A short guide for the skeptics of coaching!
How to finding the right professional coach for your organization:
When you have decided that you or your business can make use of professional coaching it’s important that you take the time to properly understand what kind of coaching you need and vet the right coach or coaching platform to get the results you’re looking for.
Here is a step by step guide to help you choose the right professional coach:
1. Decide what coaching format works best for you or your company
The first step is to decide how you want to use professional coaching and determine how you want that coaching to be undertaken. For example, if you want to get the most out of a team or multiple teams that are working on a big project then a group coaching format would likely be the best option because it leverages the skills and experiences of the group, pooling resources to find the best way to work together.
If you want to get the most out of yourself or a key individual within your organization then individual coaching will be salient, as it focuses on improving the individual and understanding how they work in such a way that they perform most effectively.
Now, if all of your employees are working remotely, the natural choice for professional coaching would be to do it online. It’s best for remote workers because online coaching is often flexible and amenable to each individual’s schedules.
2. Look for someone with the right experience/certification
This may seem like a no-brainer, but in a world full of charlatans, the professional coaching industry has sometimes been muddied by those practitioners who lack the proper certifications, knowledge and experiences to properly coach you or your employees.
In fact, there are a slew of examples of professional coaching gone awry. Some of these “coaches” do not have the understanding or education to handle the rigors of proper psychological training. When they do not, these coaches have actually not treated the real problems or coached their clients in the correct ways to become better and happier employees.
What has been seen instead, are instances in which these ill-suited coaches actually end up reinforcing negative behaviors in their clients by treating the symptoms rather than the causes. And if this client is in a c-level or upper management position, this could have dire consequences for the entire organization.
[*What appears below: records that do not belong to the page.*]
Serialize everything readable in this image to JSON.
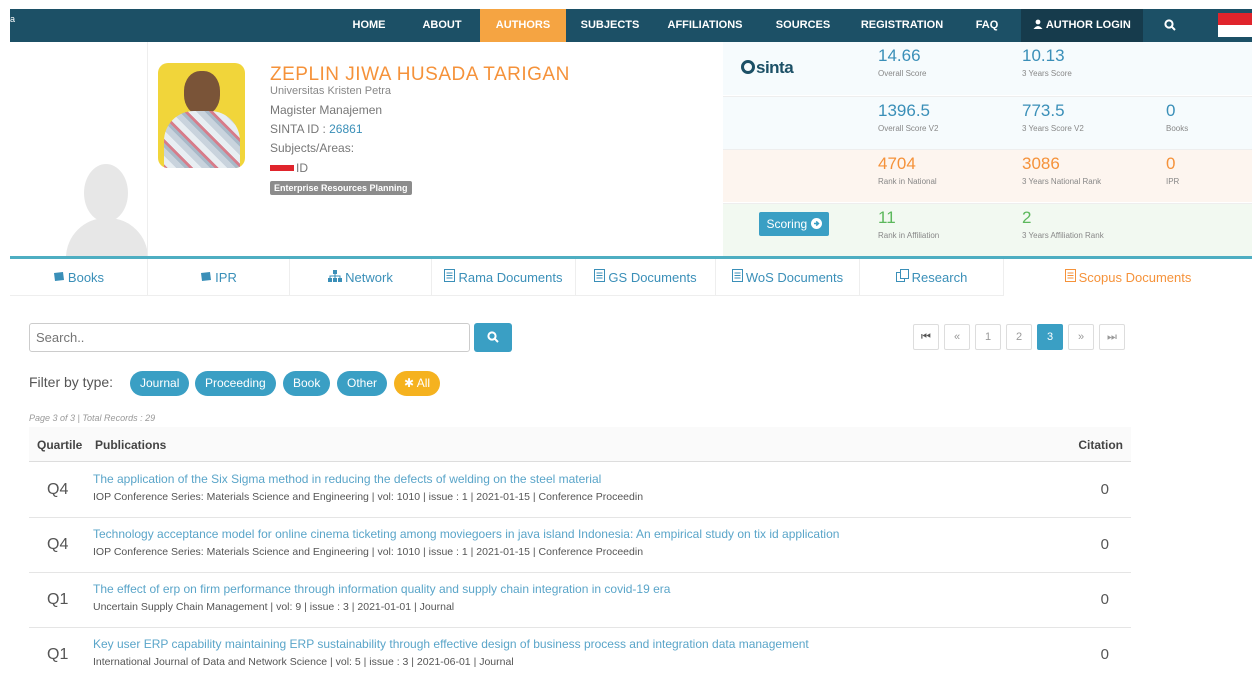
{
  "nav": {
    "brand_char": "a",
    "items": [
      {
        "label": "HOME"
      },
      {
        "label": "ABOUT"
      },
      {
        "label": "AUTHORS"
      },
      {
        "label": "SUBJECTS"
      },
      {
        "label": "AFFILIATIONS"
      },
      {
        "label": "SOURCES"
      },
      {
        "label": "REGISTRATION"
      },
      {
        "label": "FAQ"
      }
    ],
    "login_label": "AUTHOR LOGIN",
    "active_color": "#f5a442",
    "bar_color": "#1c5066"
  },
  "author": {
    "name": "ZEPLIN JIWA HUSADA TARIGAN",
    "university": "Universitas Kristen Petra",
    "program": "Magister Manajemen",
    "sinta_label": "SINTA ID : ",
    "sinta_id": "26861",
    "subjects_label": "Subjects/Areas:",
    "country": "ID",
    "subject_tag": "Enterprise Resources Planning"
  },
  "scores": {
    "logo_text": "sinta",
    "scoring_label": "Scoring",
    "overall": {
      "value": "14.66",
      "label": "Overall Score"
    },
    "three_years": {
      "value": "10.13",
      "label": "3 Years Score"
    },
    "overall_v2": {
      "value": "1396.5",
      "label": "Overall Score V2"
    },
    "three_years_v2": {
      "value": "773.5",
      "label": "3 Years Score V2"
    },
    "books": {
      "value": "0",
      "label": "Books"
    },
    "rank_national": {
      "value": "4704",
      "label": "Rank in National"
    },
    "three_years_national": {
      "value": "3086",
      "label": "3 Years National Rank"
    },
    "ipr": {
      "value": "0",
      "label": "IPR"
    },
    "rank_affiliation": {
      "value": "11",
      "label": "Rank in Affiliation"
    },
    "three_years_affiliation": {
      "value": "2",
      "label": "3 Years Affiliation Rank"
    }
  },
  "tabs": [
    {
      "label": "Books",
      "icon": "book-icon"
    },
    {
      "label": "IPR",
      "icon": "book-icon"
    },
    {
      "label": "Network",
      "icon": "sitemap-icon"
    },
    {
      "label": "Rama Documents",
      "icon": "document-icon"
    },
    {
      "label": "GS Documents",
      "icon": "document-icon"
    },
    {
      "label": "WoS Documents",
      "icon": "document-icon"
    },
    {
      "label": "Research",
      "icon": "copy-icon"
    },
    {
      "label": "Scopus Documents",
      "icon": "document-icon"
    }
  ],
  "search": {
    "placeholder": "Search.."
  },
  "pager": {
    "first": "⏮",
    "prev": "«",
    "pages": [
      "1",
      "2",
      "3"
    ],
    "current": "3",
    "next": "»",
    "last": "⏭"
  },
  "filter": {
    "label": "Filter by type:",
    "chips": [
      "Journal",
      "Proceeding",
      "Book",
      "Other"
    ],
    "all_label": "All"
  },
  "page_info": "Page 3 of 3 | Total Records : 29",
  "table": {
    "headers": {
      "quartile": "Quartile",
      "publications": "Publications",
      "citation": "Citation"
    },
    "rows": [
      {
        "quartile": "Q4",
        "title": "The application of the Six Sigma method in reducing the defects of welding on the steel material",
        "meta": "IOP Conference Series: Materials Science and Engineering | vol: 1010 | issue : 1 | 2021-01-15 | Conference Proceedin",
        "citation": "0"
      },
      {
        "quartile": "Q4",
        "title": "Technology acceptance model for online cinema ticketing among moviegoers in java island Indonesia: An empirical study on tix id application",
        "meta": "IOP Conference Series: Materials Science and Engineering | vol: 1010 | issue : 1 | 2021-01-15 | Conference Proceedin",
        "citation": "0"
      },
      {
        "quartile": "Q1",
        "title": "The effect of erp on firm performance through information quality and supply chain integration in covid-19 era",
        "meta": "Uncertain Supply Chain Management | vol: 9 | issue : 3 | 2021-01-01 | Journal",
        "citation": "0"
      },
      {
        "quartile": "Q1",
        "title": "Key user ERP capability maintaining ERP sustainability through effective design of business process and integration data management",
        "meta": "International Journal of Data and Network Science | vol: 5 | issue : 3 | 2021-06-01 | Journal",
        "citation": "0"
      }
    ]
  }
}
So, make sure that, when you’re looking for a professional coach, you take the time to do your research and make sure they have the right credentials for the job.
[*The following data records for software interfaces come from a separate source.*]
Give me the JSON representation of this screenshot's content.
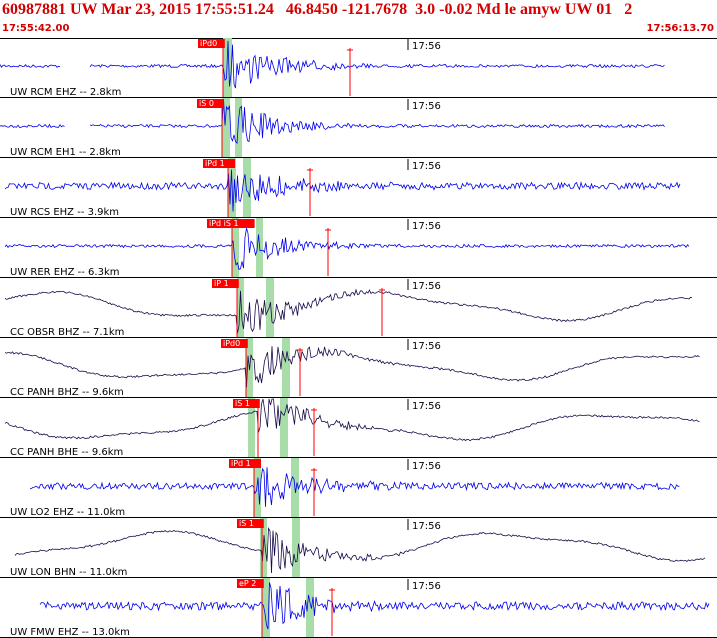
{
  "header": {
    "title": "60987881 UW Mar 23, 2015 17:55:51.24   46.8450 -121.7678  3.0 -0.02 Md le amyw UW 01   2",
    "start_time": "17:55:42.00",
    "end_time": "17:56:13.70"
  },
  "colors": {
    "header_text": "#d40000",
    "pick_box": "#ff0000",
    "pick_window": "#a8dca8",
    "trace_blue": "#0000ee",
    "trace_dark": "#1a0a4a",
    "divider": "#000000"
  },
  "traces": [
    {
      "label": "UW RCM EHZ -- 2.8km",
      "time_mark": "17:56",
      "pick": "iPd0",
      "color": "blue",
      "kind": "quiet"
    },
    {
      "label": "UW RCM EH1 -- 2.8km",
      "time_mark": "17:56",
      "pick": "iS 0",
      "color": "blue",
      "kind": "quiet"
    },
    {
      "label": "UW RCS EHZ -- 3.9km",
      "time_mark": "17:56",
      "pick": "iPd 1",
      "color": "blue",
      "kind": "noisy"
    },
    {
      "label": "UW RER EHZ -- 6.3km",
      "time_mark": "17:56",
      "pick": "iPd iS 1",
      "color": "blue",
      "kind": "quiet"
    },
    {
      "label": "CC OBSR BHZ -- 7.1km",
      "time_mark": "17:56",
      "pick": "iP 1",
      "color": "dark",
      "kind": "wave"
    },
    {
      "label": "CC PANH BHZ -- 9.6km",
      "time_mark": "17:56",
      "pick": "iPd0",
      "color": "dark",
      "kind": "wave"
    },
    {
      "label": "CC PANH BHE -- 9.6km",
      "time_mark": "17:56",
      "pick": "iS 1",
      "color": "dark",
      "kind": "wave"
    },
    {
      "label": "UW LO2 EHZ -- 11.0km",
      "time_mark": "17:56",
      "pick": "iPd 1",
      "color": "blue",
      "kind": "noisy"
    },
    {
      "label": "UW LON BHN -- 11.0km",
      "time_mark": "17:56",
      "pick": "iS 1",
      "color": "dark",
      "kind": "wave"
    },
    {
      "label": "UW FMW EHZ -- 13.0km",
      "time_mark": "17:56",
      "pick": "eP 2",
      "color": "blue",
      "kind": "noisy"
    }
  ]
}
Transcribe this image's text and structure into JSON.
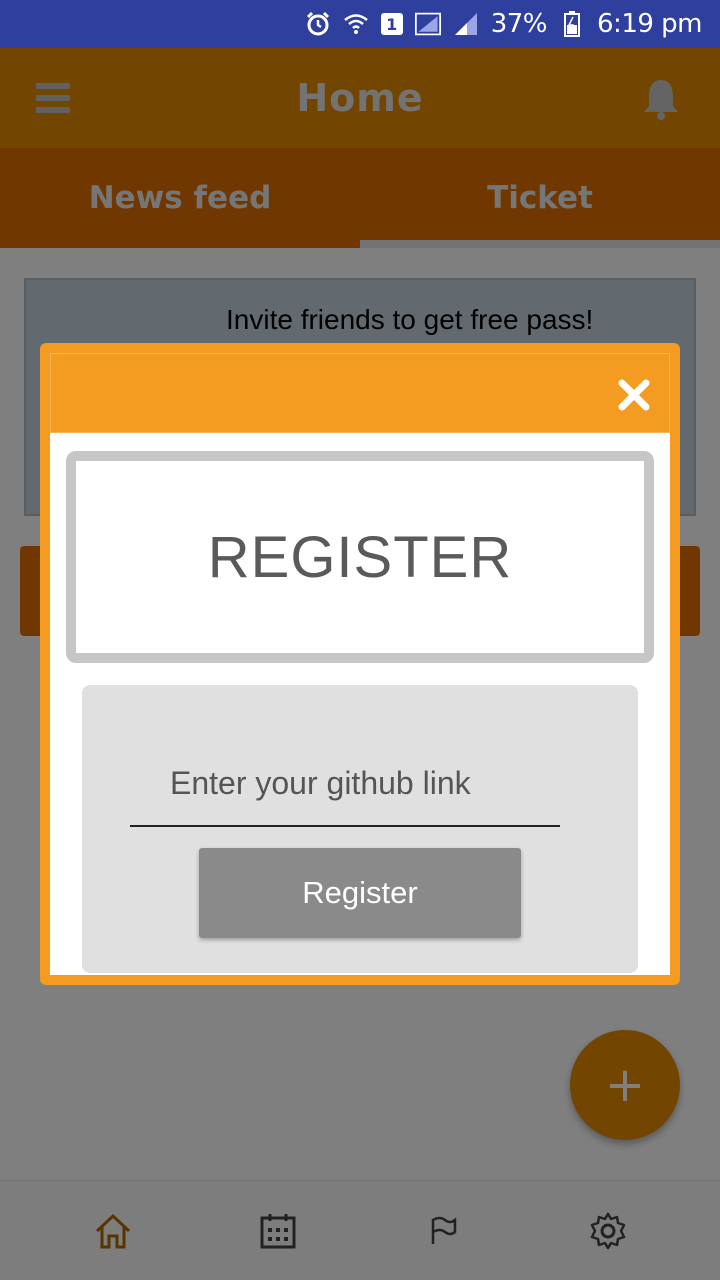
{
  "status_bar": {
    "battery": "37%",
    "time": "6:19 pm",
    "sim_slot": "1",
    "icons": [
      "alarm-icon",
      "wifi-icon",
      "sim-icon",
      "signal-icon",
      "signal-icon",
      "battery-icon"
    ]
  },
  "app_bar": {
    "title": "Home",
    "menu_icon": "menu-icon",
    "notification_icon": "bell-icon"
  },
  "tabs": [
    {
      "label": "News feed",
      "active": false
    },
    {
      "label": "Ticket",
      "active": true
    }
  ],
  "content": {
    "invite_text": "Invite friends to get free pass!",
    "fab_label": "+"
  },
  "dialog": {
    "close_icon": "close-icon",
    "heading": "REGISTER",
    "input_placeholder": "Enter your github link",
    "input_value": "",
    "button_label": "Register"
  },
  "bottom_nav": [
    {
      "icon": "home-icon",
      "active": true
    },
    {
      "icon": "calendar-icon",
      "active": false
    },
    {
      "icon": "flag-icon",
      "active": false
    },
    {
      "icon": "gear-icon",
      "active": false
    }
  ],
  "colors": {
    "status_bar": "#2f3f9e",
    "app_bar": "#e58a00",
    "tabs": "#e07000",
    "dialog_accent": "#f39c21",
    "active_nav": "#b06a00"
  }
}
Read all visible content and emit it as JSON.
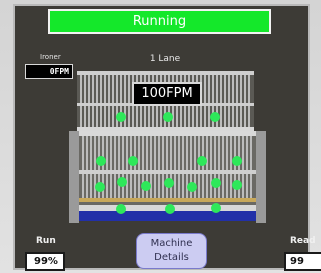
{
  "status": {
    "text": "Running",
    "color": "#14e82a"
  },
  "ironer": {
    "label": "Ironer",
    "speed": "0FPM"
  },
  "lane": {
    "label": "1 Lane"
  },
  "machine": {
    "speed": "100FPM",
    "indicator_color": "#2ee85a"
  },
  "stats": {
    "run": {
      "label": "Run",
      "value": "99%"
    },
    "ready": {
      "label": "Read",
      "value": "99"
    }
  },
  "buttons": {
    "machine_details": "Machine Details"
  }
}
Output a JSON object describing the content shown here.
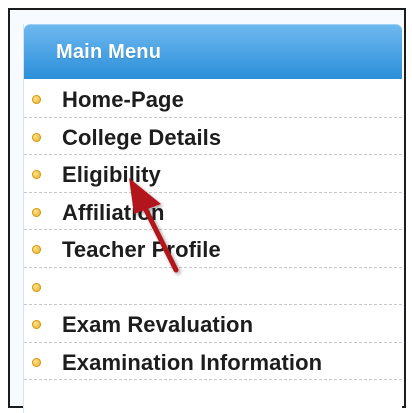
{
  "menu": {
    "title": "Main Menu",
    "items": [
      {
        "label": "Home-Page"
      },
      {
        "label": "College Details"
      },
      {
        "label": "Eligibility"
      },
      {
        "label": "Affiliation"
      },
      {
        "label": "Teacher Profile"
      },
      {
        "label": ""
      },
      {
        "label": "Exam Revaluation"
      },
      {
        "label": "Examination Information"
      }
    ]
  },
  "colors": {
    "header_top": "#6fb9ef",
    "header_bottom": "#2b8fd9",
    "bullet": "#e0a81e",
    "annotation_arrow": "#b2161b"
  },
  "icons": {
    "bullet": "yellow-dot-bullet-icon",
    "annotation": "red-arrow-icon"
  }
}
3. Have an idea of what you want to improve
It’s easy to say that you want a professional coach to come in and help your people and your business reach their full potential, but if you don’t know exactly what you want to improve or where you want to see improvement then you might just end up wasting your money and time.
That’s why it’s paramount that you assess what you want to get out of professional coaching services or platforms – do you want to train key people? Or prepare for an organizational shift? Just be honest about your needs and then choose accordingly.
4. See if it’s a good fit
Lastly, there is not a one size fits all approach to professional coaching, sometimes a coach and a client simply won’t gel and your goals will not be met. But don’t worry. This is just part of the process.
Give your professional coach a trial period, measure the effectiveness of their results and decide whether or not you want to continue or change direction. The choice is always up to you.
Professional coaching can be a boon for you or your business, helping you unlock potential and get the most out of your talented workforce. Just remember to be vigilant and aware when choosing your professional coach, and take the time to really understand what you need. That way you’ll increase your chances of success – but you know that by now!
Go forth with this guide and find the professional coach, model, or coaching program that’s right for you and enjoy the process along the way!